New Year, New Chance to Quit Smoking

Millions of people have quit smoking, and so can you

(RxWiki News) Whether you have tried many times to quit smoking or you have never once tried to quit, a new year means another chance to successfully kick the habit.

Although adult smoking rates are at an all-time low, cigarette smoking continues to be one of the leading causes of preventable disease and death in the United States, according to the Centers for Disease Control and Prevention (CDC).

With an estimated 480,000 deaths in the US each year related to smoking, smoking remains a serious health threat. But it's not too late to quit.

No matter how long you have smoked, there are health benefits to quitting. The body starts to benefit from quitting smoking as soon as 20 minutes after quitting. And the risk for a heart attack begins to decrease two weeks to three months after quitting.

The CDC has focused on celebrating every quit attempt. This is because research shows that those who have tried to stop smoking before are more likely to try again. And those who have tried to quit smoking several times are more likely to quit for good.

Try the following steps if you are trying to quit smoking:

1) Write a contract indicating your reason for quitting. Are you quitting because you are worried about cancer, you prefer not to smell like smoke, you'd like to save money or to set a good example for your children? Keep the following in mind for your contract:

  • Whatever your reason is, write it down on a piece of paper.
  • You can start your contract off with, "I, (your name), promise to stop smoking, starting (date) because (reason)."
  • Sign your contract in front of a witness. To make your contract stronger, indicate that you will notify your witness if you slip up.

2) Congratulations! You have decided to stop smoking. This is one of the best things you can do for your health. Keep your contract with you so that, each time you pick up a cigarette or have the urge to smoke, you can refer back to your contract and remind yourself of the reasons why you decided to stop smoking.

3) Next, tell your family and friends the great news. You can even ask them to help remind you why you decided to quit when you have the urge to smoke.

4) Speak with your health care provider about developing a quit plan. A quit plan includes addressing your smoking triggers and ways to fight cravings.

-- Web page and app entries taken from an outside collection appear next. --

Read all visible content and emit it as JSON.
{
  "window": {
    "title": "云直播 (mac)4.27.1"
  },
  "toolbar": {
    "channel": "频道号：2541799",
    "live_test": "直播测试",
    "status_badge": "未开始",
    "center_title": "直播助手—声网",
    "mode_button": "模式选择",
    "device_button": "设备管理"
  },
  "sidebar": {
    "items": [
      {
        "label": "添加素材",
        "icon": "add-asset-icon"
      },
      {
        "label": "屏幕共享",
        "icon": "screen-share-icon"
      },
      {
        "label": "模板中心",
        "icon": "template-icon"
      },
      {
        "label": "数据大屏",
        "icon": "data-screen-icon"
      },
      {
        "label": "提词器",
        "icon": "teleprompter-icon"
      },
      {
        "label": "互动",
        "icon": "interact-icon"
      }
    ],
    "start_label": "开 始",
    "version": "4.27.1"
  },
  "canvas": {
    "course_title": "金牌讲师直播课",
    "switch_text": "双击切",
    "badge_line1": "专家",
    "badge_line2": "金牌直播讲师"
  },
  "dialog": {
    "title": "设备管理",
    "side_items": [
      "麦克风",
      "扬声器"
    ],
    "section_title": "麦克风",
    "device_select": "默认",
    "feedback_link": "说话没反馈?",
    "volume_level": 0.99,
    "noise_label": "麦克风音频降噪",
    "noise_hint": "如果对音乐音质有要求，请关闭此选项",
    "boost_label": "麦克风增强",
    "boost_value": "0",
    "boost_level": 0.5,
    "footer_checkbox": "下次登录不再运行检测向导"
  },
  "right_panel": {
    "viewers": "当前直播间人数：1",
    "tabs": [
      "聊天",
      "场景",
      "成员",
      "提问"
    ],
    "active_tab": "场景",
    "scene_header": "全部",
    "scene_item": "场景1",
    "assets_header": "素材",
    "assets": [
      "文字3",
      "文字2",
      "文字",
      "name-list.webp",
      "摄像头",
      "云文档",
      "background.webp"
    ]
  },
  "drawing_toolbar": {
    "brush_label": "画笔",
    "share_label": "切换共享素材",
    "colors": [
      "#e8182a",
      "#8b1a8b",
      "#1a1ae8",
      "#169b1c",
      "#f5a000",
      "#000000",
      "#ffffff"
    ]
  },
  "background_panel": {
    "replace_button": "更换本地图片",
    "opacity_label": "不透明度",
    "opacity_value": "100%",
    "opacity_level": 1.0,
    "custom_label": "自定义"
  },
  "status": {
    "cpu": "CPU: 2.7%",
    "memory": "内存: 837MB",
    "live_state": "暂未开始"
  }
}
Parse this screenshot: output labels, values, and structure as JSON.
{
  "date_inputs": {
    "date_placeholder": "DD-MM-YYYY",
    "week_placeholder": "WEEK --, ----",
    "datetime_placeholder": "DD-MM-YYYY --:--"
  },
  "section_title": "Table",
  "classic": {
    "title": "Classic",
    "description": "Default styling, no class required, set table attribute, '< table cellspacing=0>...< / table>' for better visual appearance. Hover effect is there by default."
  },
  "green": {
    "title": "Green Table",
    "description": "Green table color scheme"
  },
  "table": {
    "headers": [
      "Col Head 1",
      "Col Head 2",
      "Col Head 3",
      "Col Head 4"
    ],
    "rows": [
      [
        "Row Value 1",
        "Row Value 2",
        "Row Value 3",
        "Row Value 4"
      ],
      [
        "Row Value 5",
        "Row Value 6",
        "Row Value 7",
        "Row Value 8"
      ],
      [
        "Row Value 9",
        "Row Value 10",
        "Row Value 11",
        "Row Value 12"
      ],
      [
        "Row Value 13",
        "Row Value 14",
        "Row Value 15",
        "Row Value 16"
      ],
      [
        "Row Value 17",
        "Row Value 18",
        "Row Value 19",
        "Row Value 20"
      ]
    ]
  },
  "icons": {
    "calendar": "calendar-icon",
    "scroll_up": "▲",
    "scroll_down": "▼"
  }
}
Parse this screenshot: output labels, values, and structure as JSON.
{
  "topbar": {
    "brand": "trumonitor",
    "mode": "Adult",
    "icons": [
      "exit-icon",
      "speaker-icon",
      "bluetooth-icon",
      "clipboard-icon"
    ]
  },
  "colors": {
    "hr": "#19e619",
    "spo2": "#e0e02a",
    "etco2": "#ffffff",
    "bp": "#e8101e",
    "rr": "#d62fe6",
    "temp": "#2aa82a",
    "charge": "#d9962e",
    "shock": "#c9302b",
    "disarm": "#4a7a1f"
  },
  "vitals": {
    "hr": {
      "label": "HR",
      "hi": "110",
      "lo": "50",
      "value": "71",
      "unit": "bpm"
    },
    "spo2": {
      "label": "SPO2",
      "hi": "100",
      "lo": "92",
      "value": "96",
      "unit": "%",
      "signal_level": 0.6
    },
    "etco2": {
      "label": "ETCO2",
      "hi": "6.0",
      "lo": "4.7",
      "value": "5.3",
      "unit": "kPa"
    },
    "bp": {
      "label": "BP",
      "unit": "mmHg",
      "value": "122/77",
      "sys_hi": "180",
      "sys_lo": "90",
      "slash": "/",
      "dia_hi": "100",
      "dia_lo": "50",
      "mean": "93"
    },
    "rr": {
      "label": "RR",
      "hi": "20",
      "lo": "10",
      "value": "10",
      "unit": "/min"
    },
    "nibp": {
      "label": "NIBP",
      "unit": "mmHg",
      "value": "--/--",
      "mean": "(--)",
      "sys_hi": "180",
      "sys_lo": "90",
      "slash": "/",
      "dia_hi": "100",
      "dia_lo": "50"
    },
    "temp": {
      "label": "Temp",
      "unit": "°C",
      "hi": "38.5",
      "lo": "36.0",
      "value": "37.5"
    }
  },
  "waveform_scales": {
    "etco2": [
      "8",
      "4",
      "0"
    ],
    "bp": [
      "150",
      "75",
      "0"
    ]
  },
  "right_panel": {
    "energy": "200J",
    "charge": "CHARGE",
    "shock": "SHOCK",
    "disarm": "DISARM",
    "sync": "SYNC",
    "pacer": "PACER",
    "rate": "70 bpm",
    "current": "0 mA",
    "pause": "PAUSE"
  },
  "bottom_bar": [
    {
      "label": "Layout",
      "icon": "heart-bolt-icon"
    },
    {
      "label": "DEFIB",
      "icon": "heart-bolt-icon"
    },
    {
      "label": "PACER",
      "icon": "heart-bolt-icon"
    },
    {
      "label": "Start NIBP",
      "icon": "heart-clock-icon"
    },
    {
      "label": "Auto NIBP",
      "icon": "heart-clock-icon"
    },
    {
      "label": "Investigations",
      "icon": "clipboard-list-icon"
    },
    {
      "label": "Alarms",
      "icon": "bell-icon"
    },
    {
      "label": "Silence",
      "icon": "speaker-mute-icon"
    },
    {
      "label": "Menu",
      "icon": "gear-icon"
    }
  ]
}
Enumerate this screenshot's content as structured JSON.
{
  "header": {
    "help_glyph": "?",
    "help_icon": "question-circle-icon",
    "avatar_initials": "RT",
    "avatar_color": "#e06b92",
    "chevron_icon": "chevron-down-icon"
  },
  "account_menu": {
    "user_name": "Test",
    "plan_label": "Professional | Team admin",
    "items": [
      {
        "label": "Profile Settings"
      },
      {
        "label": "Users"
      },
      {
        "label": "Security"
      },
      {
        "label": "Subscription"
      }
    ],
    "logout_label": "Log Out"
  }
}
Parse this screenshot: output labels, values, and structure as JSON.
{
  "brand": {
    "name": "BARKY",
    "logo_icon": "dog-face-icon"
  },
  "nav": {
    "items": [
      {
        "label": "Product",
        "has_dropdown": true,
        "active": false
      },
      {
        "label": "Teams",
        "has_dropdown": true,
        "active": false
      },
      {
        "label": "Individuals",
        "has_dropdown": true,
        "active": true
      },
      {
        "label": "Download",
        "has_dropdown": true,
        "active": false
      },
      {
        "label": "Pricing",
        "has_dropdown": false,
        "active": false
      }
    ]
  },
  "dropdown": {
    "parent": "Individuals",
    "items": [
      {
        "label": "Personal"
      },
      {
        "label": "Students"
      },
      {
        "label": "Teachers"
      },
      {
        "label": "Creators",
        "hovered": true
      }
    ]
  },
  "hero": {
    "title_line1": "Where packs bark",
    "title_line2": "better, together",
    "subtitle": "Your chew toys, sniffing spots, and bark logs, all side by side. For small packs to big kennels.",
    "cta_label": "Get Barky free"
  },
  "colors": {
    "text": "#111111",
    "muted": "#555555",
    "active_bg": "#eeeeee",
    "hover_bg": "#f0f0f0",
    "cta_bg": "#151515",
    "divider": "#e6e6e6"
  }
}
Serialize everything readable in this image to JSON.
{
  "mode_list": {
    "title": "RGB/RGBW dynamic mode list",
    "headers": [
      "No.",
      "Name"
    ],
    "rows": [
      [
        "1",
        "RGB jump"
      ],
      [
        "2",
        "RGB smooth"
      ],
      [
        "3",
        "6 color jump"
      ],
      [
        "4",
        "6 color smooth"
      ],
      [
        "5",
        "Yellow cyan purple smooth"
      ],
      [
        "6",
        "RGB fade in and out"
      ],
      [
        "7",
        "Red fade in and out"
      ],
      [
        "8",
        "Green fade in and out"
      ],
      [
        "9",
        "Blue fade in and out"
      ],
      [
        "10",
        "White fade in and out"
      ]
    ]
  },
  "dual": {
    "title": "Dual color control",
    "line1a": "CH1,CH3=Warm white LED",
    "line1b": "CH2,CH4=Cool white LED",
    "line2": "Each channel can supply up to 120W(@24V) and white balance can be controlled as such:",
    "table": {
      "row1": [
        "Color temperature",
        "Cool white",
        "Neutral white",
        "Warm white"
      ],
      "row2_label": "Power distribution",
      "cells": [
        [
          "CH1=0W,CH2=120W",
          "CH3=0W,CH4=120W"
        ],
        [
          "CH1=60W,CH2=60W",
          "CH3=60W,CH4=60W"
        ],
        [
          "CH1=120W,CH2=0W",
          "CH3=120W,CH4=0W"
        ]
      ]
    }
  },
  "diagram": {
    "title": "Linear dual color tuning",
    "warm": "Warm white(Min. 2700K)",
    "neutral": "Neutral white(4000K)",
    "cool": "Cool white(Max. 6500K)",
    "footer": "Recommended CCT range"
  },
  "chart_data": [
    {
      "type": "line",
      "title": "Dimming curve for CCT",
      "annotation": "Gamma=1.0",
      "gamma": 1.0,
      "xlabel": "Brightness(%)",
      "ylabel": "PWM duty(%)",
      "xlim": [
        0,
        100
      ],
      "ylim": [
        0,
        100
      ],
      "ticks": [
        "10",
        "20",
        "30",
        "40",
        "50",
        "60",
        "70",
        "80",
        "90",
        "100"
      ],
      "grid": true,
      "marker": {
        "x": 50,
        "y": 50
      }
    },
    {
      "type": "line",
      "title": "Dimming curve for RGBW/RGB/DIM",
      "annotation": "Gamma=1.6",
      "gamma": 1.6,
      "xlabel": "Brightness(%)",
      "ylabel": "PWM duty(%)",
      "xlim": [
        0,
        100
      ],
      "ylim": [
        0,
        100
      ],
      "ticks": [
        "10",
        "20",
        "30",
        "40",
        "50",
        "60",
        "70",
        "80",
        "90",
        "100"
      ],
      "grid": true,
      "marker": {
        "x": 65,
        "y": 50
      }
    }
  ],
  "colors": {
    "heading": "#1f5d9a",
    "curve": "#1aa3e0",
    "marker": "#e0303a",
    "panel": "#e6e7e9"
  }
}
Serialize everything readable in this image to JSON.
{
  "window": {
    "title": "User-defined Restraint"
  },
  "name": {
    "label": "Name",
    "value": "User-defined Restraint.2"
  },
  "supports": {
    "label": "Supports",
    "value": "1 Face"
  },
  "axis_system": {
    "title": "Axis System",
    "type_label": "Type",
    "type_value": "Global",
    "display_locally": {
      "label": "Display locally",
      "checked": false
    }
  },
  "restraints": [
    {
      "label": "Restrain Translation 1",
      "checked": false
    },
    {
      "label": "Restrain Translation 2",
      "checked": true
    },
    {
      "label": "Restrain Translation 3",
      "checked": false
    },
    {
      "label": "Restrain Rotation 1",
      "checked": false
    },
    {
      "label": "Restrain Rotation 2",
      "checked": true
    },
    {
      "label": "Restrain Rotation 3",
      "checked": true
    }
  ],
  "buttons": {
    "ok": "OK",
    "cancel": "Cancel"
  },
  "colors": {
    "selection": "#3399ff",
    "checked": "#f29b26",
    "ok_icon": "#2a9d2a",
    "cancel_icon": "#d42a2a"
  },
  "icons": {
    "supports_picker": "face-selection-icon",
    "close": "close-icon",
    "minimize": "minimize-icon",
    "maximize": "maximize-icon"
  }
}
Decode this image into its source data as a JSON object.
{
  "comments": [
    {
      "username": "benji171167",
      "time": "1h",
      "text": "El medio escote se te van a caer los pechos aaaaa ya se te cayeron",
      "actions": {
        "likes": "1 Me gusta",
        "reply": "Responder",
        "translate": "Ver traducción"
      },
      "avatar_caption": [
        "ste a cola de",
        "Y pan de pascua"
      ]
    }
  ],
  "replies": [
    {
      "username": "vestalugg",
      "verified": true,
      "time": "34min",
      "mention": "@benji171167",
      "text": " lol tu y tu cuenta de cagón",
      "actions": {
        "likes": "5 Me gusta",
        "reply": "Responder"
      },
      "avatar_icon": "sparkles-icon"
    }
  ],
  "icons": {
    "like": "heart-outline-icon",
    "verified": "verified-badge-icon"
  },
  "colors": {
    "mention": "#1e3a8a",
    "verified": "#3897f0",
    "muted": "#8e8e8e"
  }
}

5) Pick a quit date (select a date only a week or two away). Be sure to get rid of cigarettes and anything that reminds you of smoking.

6) Remind yourself that it's never too late to quit and you are never too old to quit. The body actually starts to benefit from quitting smoking as soon as 20 minutes after quitting. And the risk for heart attack begins to decrease two weeks to three months after quitting.

7) Identify triggers and develop a plan to deal with cravings. For example, for social triggers (like smoking when going to a bar or social event), avoid going to places where people smoke and ask your family and friends not to smoke around you. When you're dealing with a craving, remember the following:

  • Cravings are uncomfortable but will not last forever. 
  • Try to distract yourself during cravings by keeping yourself busy. Chew gum, go for a jog or do breathing exercises, for example.

It is important to note that it may take several attempts and some time to find the strategies that work for you.

The most important thing to remember is to never give up. Ask your health care provider to help you stop smoking.

Written By Anyssa Garza, PharmD, BCMAS